Two free health camps have been arranged by the Sarwar Foundation in Badami Bagh Lahore. Water borne diseases have become common as families can’t afford basic medicine. Over 700 patients were treated at the camps.
Vice Chair Perveen Sarwar said: “It’s unbelievable that in the 21st century, women and children still suffer from water borne diseases.
“Healthcare has never been a priority and it’s always the poorest who suffer. These are the forgotten people, who struggle every day with poor living conditions, lack of education and healthcare.
“Children as young as four have diabetes and are suffering from water borne diseases. These people have been neglected for decades.”
The Sarwar Foundation’s top objective is to provide healthcare facilities to marginalised people in society.
At the free health camp in Badami bagh Lahore for mothers and children, Mrs Sarwar was accompanied by her daughter and granddaughters, Faiza Sarwar, Ayesha and Maryam.
The camp was overflowing with patients experiencing a wide range of illnesses. Hundreds were prescribed and provided with quality medication. Drugs were provided for intestinal worms, malnutrition in children and elderly residents, and mouth ulcers and scabies. We want to thank our medical teams who volunteered. We’d like to help more patients, and we rely on donations to make this happen. Please consider making a small donation if you can.
The hepatitis virus is increasingly recognised as a major health problem, and is found frequently in Pakistani settings. The cost of screening and the treatment for low salary families is equivalent to monthly salaries.
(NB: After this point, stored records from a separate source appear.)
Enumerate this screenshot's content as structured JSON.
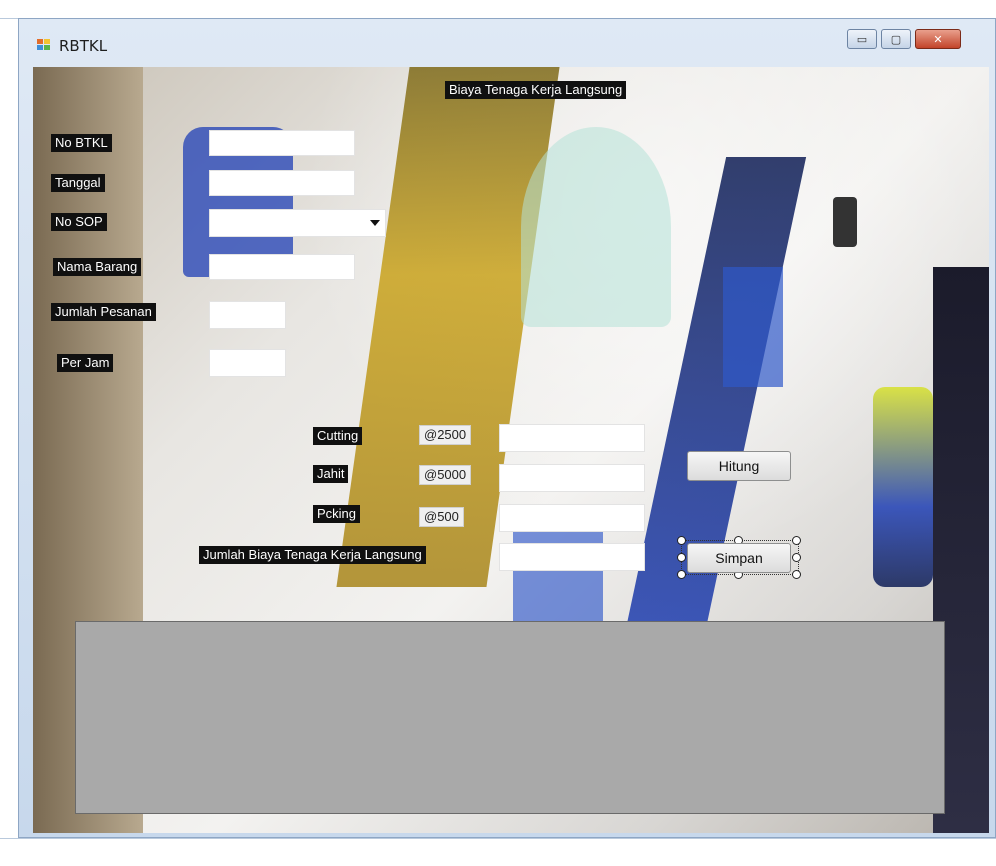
{
  "window": {
    "title": "RBTKL",
    "controls": {
      "minimize": "▭",
      "maximize": "▢",
      "close": "✕"
    }
  },
  "form": {
    "heading": "Biaya Tenaga Kerja Langsung",
    "labels": {
      "no_btkl": "No BTKL",
      "tanggal": "Tanggal",
      "no_sop": "No SOP",
      "nama_barang": "Nama Barang",
      "jumlah_pesanan": "Jumlah Pesanan",
      "per_jam": "Per Jam",
      "cutting": "Cutting",
      "jahit": "Jahit",
      "packing": "Pcking",
      "total": "Jumlah Biaya Tenaga Kerja Langsung"
    },
    "rates": {
      "cutting": "@2500",
      "jahit": "@5000",
      "packing": "@500"
    },
    "values": {
      "no_btkl": "",
      "tanggal": "",
      "no_sop": "",
      "nama_barang": "",
      "jumlah_pesanan": "",
      "per_jam": "",
      "cutting": "",
      "jahit": "",
      "packing": "",
      "total": ""
    },
    "buttons": {
      "hitung": "Hitung",
      "simpan": "Simpan"
    }
  },
  "colors": {
    "label_bg": "#101010",
    "grid_bg": "#a9a9a9",
    "accent_blue": "#1f3fb5",
    "accent_yellow": "#c9a21c"
  }
}
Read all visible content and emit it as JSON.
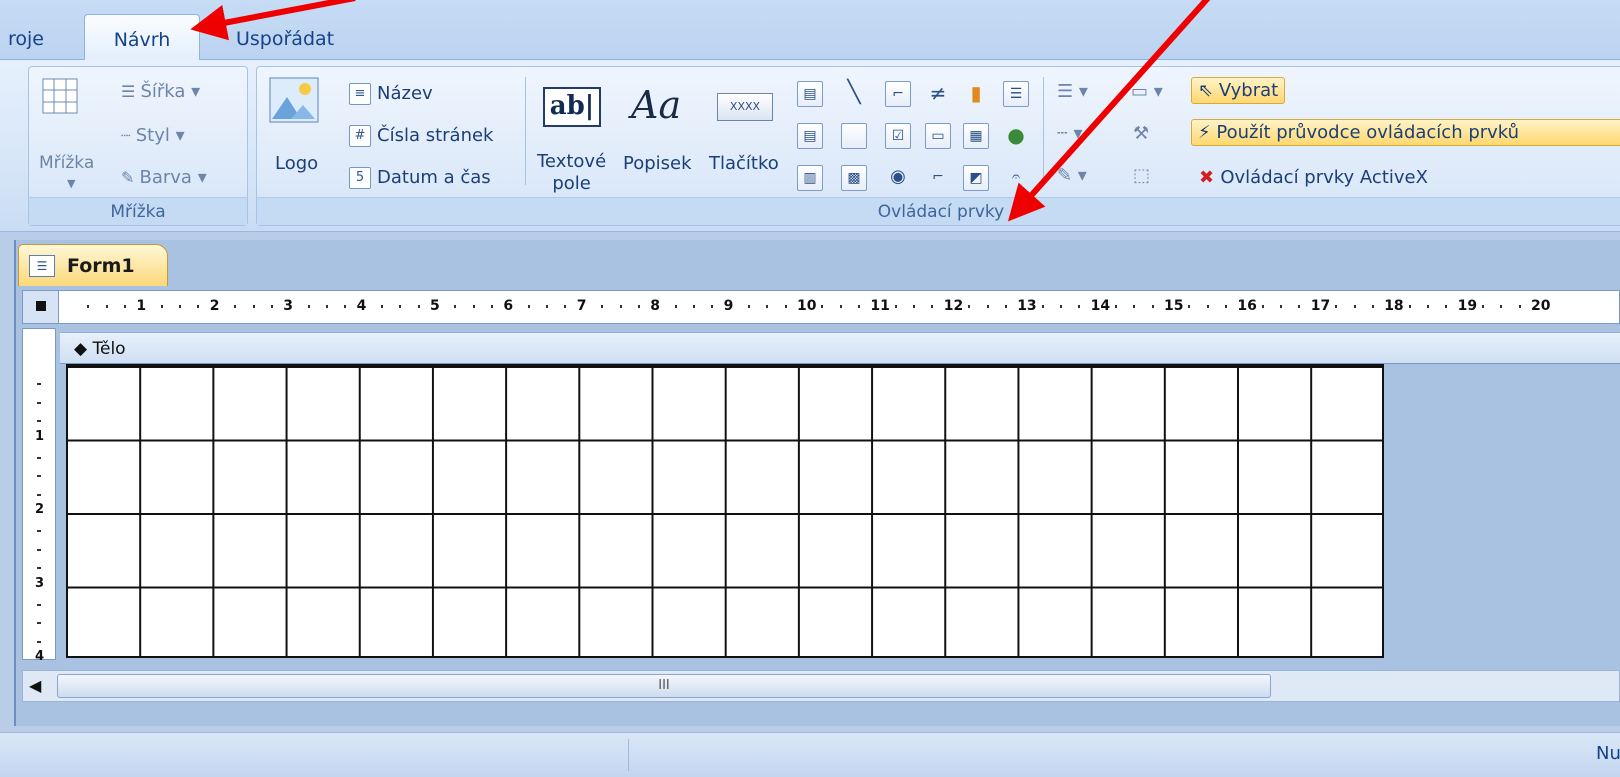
{
  "tabs": [
    {
      "label": "roje",
      "active": false
    },
    {
      "label": "Návrh",
      "active": true
    },
    {
      "label": "Uspořádat",
      "active": false
    }
  ],
  "ribbon": {
    "grid_group": {
      "label": "Mřížka",
      "big_button": "Mřížka",
      "width": "Šířka",
      "style": "Styl",
      "color": "Barva"
    },
    "controls_group": {
      "label": "Ovládací prvky",
      "logo": "Logo",
      "title": "Název",
      "page_numbers": "Čísla stránek",
      "date_time": "Datum a čas",
      "textbox_line1": "Textové",
      "textbox_line2": "pole",
      "label_button": "Popisek",
      "button_button": "Tlačítko",
      "aa_glyph": "Aa",
      "ab_glyph": "ab|",
      "xxxx_glyph": "XXXX",
      "select": "Vybrat",
      "use_wizards": "Použít průvodce ovládacích prvků",
      "activex": "Ovládací prvky ActiveX"
    }
  },
  "document": {
    "tab_title": "Form1",
    "ruler_numbers": [
      "1",
      "2",
      "3",
      "4",
      "5",
      "6",
      "7",
      "8",
      "9",
      "10",
      "11",
      "12",
      "13",
      "14",
      "15",
      "16",
      "17",
      "18",
      "19",
      "20"
    ],
    "vruler_numbers": [
      "1",
      "2",
      "3",
      "4"
    ],
    "section_title": "Tělo",
    "scroll_thumb_glyph": "III"
  },
  "status": {
    "right_text": "Nu"
  },
  "colors": {
    "annotation_arrow": "#ee0000",
    "accent": "#15428b"
  }
}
The Sarwar Foundation understands the financial pressures facing too many people in Pakistan who need vital healthcare. That’s why we provide free hepatitis screening to thousands of patients. A total of 15,000 patients have been screened positive for the infection, and the Foundation ensures they receive free medicine.